   There are many sources of complexity in our tax system, including a lack of clarity and readability, the use of the federal tax system to advance social and economic policies, increased complexity in the economy, and the interaction of federal tax laws with state laws, other federal laws and standards, the laws of foreign countries and tax treaties.  The proliferation of credits, deductions, exclusions, exemptions, fees, and excise taxes, all of which were presumably intended by their proponents for good, also add to the overall complexity of our tax system.

   Over the years our tax code has grown to almost four million words. Today, approximately 59 percent of American households use paid preparers to do their individual income taxes and another 30 percent use tax software to assist them. Taxpayers and businesses spend over six billion hours a year complying with tax-filing requirements with compliance costs totaling over $168 billion annually.

   That is larger than the entire economy of New Zealand.

   That amount would employ more than three million workers full time at a wage of $25 an hour. 

   Wouldn’t that money be better off in the hands of hardworking taxpayers, instead of devoted to complying with our overly complicated tax code?

   Imagine: A simpler tax code that greatly reduces compliance costs, resulting in a tax code that is efficient, effective, and accountable to taxpayers.   In other words, a tax code that Americans can actually understand.

   As was noted in the comprehensive report on tax reform the Republican staff of the Finance Committee released in December, simplification often gets overlooked or relegated to secondary status in the tax reform discussion.  That should not happen.  Complex tax provisions – such as the personal exemption phase-out, or PEP, the overall limitation on itemized deduction, or Pease, or the AMT – effectively force taxpayers to seek costly help from professional preparers. 

   Complexity should be a matter of concern for tax policymakers because it makes it more difficult, time-consuming, and expensive for taxpayers to comply with the law and for the IRS to enforce it.  Complexity also reduces perceptions of fairness in the tax system and can decrease voluntary compliance with the tax laws.

   But, of course, simplification is not without its trade-offs.  For example, there is often a tension between fairness and simplicity.  Simple statutes may not be fair because they lump together taxpayers who, in fairness, should be treated differently.  And statutes that comprehensively address relevant distinctions between taxpayers, leading to fairness, tend to be more complex. 

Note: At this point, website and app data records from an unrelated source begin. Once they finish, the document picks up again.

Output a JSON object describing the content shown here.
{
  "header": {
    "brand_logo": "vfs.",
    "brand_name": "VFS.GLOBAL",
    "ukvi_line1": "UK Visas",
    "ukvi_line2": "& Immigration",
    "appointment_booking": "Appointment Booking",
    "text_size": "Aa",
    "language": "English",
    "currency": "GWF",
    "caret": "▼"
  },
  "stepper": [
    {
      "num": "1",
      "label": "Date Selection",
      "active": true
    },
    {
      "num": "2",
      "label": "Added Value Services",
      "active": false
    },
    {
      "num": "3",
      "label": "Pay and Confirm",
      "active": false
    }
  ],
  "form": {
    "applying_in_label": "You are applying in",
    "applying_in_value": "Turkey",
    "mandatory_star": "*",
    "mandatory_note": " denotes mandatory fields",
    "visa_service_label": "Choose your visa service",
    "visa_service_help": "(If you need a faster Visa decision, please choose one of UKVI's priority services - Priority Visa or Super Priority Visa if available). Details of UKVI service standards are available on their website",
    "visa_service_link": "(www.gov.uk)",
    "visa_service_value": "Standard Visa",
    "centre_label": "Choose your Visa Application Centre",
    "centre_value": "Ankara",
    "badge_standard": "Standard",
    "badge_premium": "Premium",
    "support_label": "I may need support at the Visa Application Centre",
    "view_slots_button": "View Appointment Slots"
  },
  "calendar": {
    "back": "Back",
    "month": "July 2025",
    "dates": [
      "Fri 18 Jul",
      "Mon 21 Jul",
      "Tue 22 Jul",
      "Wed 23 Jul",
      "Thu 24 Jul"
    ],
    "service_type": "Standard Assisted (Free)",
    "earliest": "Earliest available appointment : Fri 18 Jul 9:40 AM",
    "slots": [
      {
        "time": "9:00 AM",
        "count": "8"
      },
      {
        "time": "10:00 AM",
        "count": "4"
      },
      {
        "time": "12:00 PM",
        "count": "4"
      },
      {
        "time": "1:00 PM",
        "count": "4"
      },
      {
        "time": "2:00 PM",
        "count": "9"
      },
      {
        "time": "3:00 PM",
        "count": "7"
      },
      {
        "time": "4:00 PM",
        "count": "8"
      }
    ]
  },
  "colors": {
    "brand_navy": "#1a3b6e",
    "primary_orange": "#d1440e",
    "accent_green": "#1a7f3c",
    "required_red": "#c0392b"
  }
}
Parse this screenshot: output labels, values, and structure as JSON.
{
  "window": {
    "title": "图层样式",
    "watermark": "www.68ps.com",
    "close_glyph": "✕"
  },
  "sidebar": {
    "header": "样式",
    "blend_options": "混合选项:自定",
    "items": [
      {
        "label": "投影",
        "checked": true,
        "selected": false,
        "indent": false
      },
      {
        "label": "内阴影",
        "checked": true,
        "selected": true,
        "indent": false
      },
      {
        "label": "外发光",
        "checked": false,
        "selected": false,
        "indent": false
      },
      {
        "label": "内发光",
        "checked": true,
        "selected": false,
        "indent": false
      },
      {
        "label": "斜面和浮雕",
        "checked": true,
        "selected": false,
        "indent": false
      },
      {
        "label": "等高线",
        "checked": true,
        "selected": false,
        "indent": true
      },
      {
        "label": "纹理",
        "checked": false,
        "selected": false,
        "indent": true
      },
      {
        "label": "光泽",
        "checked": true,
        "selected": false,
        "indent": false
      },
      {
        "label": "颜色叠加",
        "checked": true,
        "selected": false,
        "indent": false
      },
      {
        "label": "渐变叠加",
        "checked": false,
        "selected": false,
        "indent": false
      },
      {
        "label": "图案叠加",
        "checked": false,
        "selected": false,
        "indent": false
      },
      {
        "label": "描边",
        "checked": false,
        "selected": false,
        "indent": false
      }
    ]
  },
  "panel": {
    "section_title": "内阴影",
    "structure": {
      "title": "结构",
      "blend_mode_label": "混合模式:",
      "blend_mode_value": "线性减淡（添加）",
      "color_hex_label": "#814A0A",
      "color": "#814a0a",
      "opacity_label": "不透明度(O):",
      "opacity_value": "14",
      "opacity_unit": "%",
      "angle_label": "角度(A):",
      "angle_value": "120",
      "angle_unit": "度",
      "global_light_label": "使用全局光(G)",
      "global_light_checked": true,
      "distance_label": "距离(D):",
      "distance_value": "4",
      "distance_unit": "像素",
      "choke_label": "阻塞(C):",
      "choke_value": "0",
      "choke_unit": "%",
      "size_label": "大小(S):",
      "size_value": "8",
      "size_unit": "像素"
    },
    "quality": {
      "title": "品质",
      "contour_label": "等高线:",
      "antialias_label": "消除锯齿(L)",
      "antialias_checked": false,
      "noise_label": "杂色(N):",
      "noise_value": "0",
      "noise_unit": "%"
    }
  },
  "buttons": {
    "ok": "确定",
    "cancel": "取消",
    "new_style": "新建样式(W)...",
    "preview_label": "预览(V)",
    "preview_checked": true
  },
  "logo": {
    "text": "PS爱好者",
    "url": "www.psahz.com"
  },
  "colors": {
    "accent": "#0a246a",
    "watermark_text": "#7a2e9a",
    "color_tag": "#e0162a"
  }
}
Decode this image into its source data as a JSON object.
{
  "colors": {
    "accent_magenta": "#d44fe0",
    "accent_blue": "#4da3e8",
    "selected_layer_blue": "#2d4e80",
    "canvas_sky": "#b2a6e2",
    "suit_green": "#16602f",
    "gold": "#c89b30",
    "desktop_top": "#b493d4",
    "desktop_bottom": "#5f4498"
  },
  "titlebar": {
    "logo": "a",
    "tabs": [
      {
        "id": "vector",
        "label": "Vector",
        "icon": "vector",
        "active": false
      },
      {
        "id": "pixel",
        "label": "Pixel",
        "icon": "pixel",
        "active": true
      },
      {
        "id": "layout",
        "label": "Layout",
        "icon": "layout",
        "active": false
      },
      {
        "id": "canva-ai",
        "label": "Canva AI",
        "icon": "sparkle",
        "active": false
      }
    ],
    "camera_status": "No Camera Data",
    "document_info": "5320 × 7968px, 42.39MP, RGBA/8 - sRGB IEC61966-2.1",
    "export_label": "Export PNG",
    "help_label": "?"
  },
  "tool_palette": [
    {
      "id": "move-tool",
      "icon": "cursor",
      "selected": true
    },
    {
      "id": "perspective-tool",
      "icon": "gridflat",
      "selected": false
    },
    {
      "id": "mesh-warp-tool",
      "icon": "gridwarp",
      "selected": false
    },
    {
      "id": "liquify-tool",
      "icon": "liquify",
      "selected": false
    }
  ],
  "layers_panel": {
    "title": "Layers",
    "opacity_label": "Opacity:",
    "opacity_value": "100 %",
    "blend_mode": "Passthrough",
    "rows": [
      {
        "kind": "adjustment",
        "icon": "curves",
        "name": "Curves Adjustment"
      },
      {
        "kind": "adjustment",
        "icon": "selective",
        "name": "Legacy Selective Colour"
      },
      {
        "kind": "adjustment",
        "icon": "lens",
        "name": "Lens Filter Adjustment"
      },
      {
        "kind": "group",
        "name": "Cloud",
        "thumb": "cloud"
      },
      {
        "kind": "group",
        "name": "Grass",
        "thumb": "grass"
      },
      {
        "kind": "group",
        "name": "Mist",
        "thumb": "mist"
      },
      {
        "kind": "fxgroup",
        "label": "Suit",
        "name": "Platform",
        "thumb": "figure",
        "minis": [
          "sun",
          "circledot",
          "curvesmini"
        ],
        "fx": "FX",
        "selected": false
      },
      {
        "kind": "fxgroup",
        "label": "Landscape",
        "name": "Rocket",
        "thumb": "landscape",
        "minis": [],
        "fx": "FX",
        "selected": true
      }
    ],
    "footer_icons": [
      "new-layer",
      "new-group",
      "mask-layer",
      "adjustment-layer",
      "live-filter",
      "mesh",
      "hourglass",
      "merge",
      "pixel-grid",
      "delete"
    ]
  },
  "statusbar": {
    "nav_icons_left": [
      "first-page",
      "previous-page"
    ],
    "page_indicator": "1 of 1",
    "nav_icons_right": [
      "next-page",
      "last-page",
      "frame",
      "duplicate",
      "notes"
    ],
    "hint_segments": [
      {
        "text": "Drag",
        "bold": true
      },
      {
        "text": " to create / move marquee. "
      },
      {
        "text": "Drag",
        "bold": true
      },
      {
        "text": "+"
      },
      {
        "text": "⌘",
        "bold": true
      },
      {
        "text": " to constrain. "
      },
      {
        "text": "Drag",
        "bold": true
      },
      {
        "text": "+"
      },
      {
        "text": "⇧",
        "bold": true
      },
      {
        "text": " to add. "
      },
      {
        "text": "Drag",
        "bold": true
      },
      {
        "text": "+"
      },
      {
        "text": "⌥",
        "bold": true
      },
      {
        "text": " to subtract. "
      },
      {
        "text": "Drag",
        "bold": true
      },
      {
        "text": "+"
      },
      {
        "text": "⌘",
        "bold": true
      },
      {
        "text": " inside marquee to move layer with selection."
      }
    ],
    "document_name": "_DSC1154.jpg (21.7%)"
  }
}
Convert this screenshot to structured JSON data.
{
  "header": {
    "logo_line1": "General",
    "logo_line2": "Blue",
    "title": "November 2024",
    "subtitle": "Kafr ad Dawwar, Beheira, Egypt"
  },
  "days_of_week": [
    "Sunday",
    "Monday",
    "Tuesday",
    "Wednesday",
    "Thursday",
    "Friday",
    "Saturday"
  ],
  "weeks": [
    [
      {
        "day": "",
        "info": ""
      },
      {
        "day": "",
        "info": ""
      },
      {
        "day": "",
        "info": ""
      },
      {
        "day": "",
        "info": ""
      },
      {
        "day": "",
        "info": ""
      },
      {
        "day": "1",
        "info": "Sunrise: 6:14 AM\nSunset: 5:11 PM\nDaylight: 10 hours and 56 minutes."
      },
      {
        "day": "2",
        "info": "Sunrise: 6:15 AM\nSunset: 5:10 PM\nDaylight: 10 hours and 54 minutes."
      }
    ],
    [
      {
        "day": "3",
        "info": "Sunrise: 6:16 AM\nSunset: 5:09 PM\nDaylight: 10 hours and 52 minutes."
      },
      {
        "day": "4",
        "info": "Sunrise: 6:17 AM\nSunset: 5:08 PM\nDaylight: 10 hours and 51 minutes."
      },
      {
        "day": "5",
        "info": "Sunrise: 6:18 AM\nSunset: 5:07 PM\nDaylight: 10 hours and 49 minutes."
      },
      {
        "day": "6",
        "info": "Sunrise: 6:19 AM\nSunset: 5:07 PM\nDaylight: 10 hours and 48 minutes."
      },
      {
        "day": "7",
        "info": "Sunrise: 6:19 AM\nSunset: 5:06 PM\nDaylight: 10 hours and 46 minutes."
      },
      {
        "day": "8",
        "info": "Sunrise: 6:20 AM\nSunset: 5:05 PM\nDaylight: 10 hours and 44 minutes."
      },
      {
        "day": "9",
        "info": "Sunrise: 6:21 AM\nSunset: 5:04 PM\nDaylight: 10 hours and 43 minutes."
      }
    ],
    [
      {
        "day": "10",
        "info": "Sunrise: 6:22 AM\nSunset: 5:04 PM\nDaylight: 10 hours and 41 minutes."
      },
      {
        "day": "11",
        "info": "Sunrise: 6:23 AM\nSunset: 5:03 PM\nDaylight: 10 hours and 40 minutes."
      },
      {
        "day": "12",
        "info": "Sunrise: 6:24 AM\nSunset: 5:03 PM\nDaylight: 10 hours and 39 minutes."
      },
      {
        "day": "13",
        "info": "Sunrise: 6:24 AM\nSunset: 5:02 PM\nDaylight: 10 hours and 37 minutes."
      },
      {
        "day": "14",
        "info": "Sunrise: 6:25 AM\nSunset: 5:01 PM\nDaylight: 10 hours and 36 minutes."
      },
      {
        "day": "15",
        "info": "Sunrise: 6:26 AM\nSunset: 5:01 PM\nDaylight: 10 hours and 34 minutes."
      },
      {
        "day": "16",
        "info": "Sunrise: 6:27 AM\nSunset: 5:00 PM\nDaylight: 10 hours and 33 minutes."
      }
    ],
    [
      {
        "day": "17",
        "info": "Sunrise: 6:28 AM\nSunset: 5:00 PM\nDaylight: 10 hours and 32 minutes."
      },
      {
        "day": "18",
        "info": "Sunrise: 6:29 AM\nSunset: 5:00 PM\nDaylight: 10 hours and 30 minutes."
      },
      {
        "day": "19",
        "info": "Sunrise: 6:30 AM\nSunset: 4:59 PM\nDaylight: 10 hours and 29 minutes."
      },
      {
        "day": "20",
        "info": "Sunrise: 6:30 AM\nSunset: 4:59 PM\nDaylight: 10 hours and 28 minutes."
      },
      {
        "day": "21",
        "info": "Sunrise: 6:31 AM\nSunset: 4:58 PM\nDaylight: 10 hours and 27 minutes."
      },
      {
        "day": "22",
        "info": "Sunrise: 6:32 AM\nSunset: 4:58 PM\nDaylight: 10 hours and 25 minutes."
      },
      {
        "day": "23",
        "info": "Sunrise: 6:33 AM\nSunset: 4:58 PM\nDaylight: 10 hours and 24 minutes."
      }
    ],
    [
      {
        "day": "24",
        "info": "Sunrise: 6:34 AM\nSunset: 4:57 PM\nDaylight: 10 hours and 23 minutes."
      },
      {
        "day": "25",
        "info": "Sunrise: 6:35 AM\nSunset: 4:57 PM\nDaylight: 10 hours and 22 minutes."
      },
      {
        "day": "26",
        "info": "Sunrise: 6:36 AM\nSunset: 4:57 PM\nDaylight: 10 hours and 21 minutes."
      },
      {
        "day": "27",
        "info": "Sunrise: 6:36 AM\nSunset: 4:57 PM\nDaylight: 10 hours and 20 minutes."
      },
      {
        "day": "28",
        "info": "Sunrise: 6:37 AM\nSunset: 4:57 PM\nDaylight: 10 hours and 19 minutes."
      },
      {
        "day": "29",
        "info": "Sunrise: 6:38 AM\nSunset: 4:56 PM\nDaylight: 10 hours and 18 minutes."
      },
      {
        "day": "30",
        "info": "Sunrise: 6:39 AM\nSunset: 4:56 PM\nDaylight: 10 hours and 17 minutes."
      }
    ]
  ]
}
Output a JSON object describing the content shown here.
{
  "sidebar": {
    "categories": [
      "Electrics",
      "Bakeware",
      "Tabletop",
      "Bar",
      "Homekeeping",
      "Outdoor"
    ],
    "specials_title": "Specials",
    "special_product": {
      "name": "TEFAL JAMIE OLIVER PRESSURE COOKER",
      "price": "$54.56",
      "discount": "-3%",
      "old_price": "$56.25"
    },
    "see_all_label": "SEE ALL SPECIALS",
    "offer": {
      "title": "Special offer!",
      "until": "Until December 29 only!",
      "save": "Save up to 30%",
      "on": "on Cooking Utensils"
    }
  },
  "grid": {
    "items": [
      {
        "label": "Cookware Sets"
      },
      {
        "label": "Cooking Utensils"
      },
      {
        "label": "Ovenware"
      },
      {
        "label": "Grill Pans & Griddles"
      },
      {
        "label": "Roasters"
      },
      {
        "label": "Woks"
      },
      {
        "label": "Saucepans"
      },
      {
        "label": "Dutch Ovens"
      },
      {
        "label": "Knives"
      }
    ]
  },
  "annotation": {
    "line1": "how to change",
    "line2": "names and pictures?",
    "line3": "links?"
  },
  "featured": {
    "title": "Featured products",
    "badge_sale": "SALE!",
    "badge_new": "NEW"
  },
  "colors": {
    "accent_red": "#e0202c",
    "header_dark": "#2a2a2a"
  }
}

   But, no one said tax reform would be easy.  These tensions and tradeoffs come with the territory and should not deter our efforts. 

   Today we will hear from four witnesses on the front lines of the tax reform debate and we look forward to discussing with them the pros and cons of simplification of the tax code.

   I will now turn to Ranking Member Wyden for his opening remarks.